Give the number of lines in the records that include the word "header", and nothing besides.

_Input data_:

-------

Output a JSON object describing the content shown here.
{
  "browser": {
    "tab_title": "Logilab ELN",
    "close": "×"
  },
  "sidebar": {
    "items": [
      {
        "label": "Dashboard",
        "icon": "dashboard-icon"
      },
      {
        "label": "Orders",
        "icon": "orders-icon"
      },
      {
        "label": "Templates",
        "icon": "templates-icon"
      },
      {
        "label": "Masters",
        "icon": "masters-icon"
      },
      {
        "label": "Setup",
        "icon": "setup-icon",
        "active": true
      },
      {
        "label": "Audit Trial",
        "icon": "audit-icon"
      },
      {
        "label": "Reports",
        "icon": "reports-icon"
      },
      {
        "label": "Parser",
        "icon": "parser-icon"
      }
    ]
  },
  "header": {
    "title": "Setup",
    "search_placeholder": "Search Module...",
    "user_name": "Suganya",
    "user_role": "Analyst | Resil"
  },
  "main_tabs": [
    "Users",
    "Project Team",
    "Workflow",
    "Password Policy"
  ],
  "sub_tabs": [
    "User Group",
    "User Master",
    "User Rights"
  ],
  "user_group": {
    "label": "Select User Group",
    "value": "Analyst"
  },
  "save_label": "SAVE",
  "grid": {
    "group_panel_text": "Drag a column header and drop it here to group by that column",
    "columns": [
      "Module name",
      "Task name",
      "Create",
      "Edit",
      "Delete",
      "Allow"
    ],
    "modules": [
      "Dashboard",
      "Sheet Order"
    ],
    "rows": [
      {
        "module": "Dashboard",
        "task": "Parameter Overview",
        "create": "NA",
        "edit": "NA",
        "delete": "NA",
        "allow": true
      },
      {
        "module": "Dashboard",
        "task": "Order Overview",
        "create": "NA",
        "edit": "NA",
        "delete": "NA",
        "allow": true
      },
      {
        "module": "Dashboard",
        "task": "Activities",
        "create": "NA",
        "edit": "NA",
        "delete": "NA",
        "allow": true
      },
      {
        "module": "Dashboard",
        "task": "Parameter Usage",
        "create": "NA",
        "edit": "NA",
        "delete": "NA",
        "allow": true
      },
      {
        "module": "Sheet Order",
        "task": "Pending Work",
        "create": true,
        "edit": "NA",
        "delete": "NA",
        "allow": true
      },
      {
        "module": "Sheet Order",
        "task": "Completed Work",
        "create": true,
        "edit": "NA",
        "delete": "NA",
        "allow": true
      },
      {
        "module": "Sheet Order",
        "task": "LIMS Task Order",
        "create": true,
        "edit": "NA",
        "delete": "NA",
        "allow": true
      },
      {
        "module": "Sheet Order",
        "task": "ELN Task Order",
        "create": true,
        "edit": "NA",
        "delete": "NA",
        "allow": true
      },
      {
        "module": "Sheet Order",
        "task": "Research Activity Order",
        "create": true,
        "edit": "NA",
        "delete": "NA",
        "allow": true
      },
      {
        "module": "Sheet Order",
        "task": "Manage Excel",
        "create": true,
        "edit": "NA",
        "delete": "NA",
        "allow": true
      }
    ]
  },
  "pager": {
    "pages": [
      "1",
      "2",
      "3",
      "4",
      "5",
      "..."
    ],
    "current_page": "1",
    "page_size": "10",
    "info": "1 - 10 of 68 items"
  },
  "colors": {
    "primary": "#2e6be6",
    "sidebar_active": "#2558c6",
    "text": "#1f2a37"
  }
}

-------

_Answer to this task_:
2